**TASK STATEMENT**
In how many lines of the data below does the word "settings" appear? Reply with the number and nothing more.

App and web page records

....................

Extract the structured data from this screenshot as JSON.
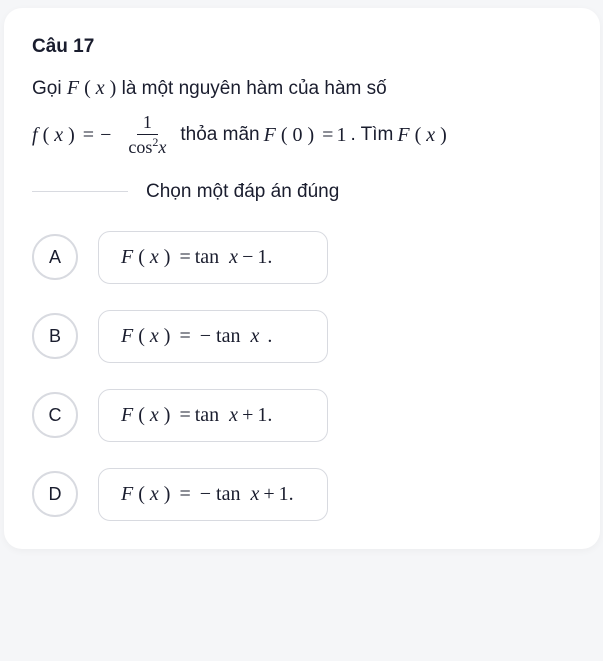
{
  "question": {
    "number": "Câu 17",
    "line1_prefix": "Gọi ",
    "F_label": "F",
    "x_label": "x",
    "line1_suffix": " là một nguyên hàm của hàm số",
    "f_label": "f",
    "eq": "=",
    "minus": "−",
    "frac_num": "1",
    "frac_den_cos": "cos",
    "frac_den_exp": "2",
    "satisfy": " thỏa mãn ",
    "zero": "0",
    "one": "1",
    "find": ". Tìm ",
    "period": ""
  },
  "instruction": "Chọn một đáp án đúng",
  "options": [
    {
      "letter": "A",
      "expr": {
        "sign": "",
        "trig": "tan",
        "tail_op": "−",
        "tail_num": "1."
      }
    },
    {
      "letter": "B",
      "expr": {
        "sign": "− ",
        "trig": "tan",
        "tail_op": "",
        "tail_num": "."
      }
    },
    {
      "letter": "C",
      "expr": {
        "sign": "",
        "trig": "tan",
        "tail_op": "+",
        "tail_num": "1."
      }
    },
    {
      "letter": "D",
      "expr": {
        "sign": "− ",
        "trig": "tan",
        "tail_op": "+",
        "tail_num": "1."
      }
    }
  ]
}
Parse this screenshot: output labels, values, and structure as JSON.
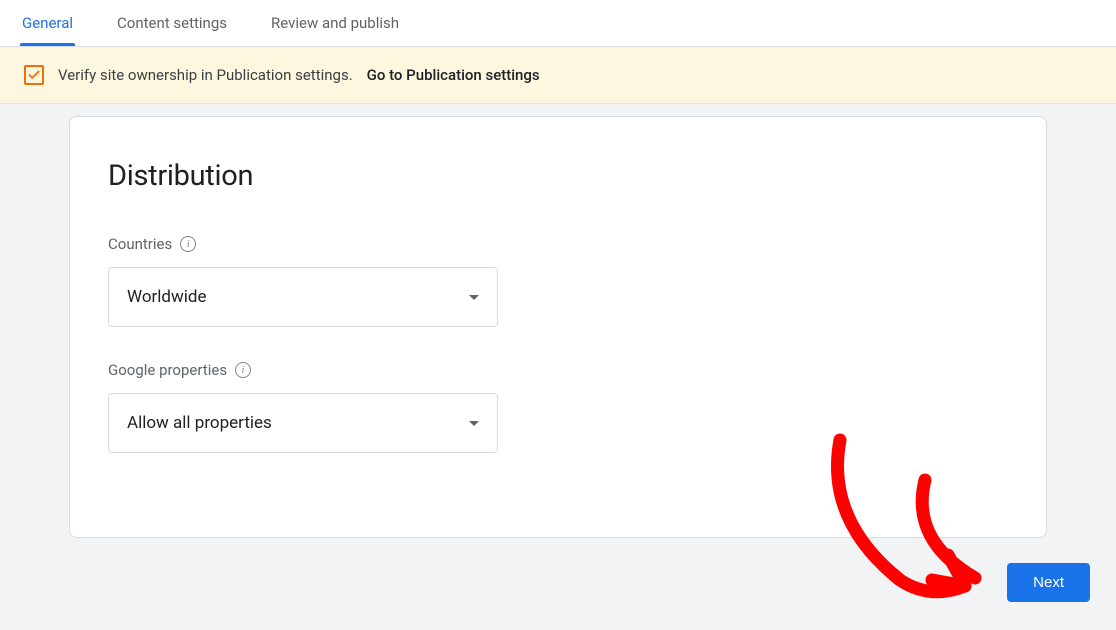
{
  "tabs": [
    {
      "label": "General",
      "active": true
    },
    {
      "label": "Content settings",
      "active": false
    },
    {
      "label": "Review and publish",
      "active": false
    }
  ],
  "banner": {
    "text": "Verify site ownership in Publication settings.",
    "link": "Go to Publication settings"
  },
  "card": {
    "title": "Distribution",
    "fields": {
      "countries": {
        "label": "Countries",
        "value": "Worldwide"
      },
      "google_properties": {
        "label": "Google properties",
        "value": "Allow all properties"
      }
    }
  },
  "actions": {
    "next": "Next"
  }
}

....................

**TASK SOLUTION**
3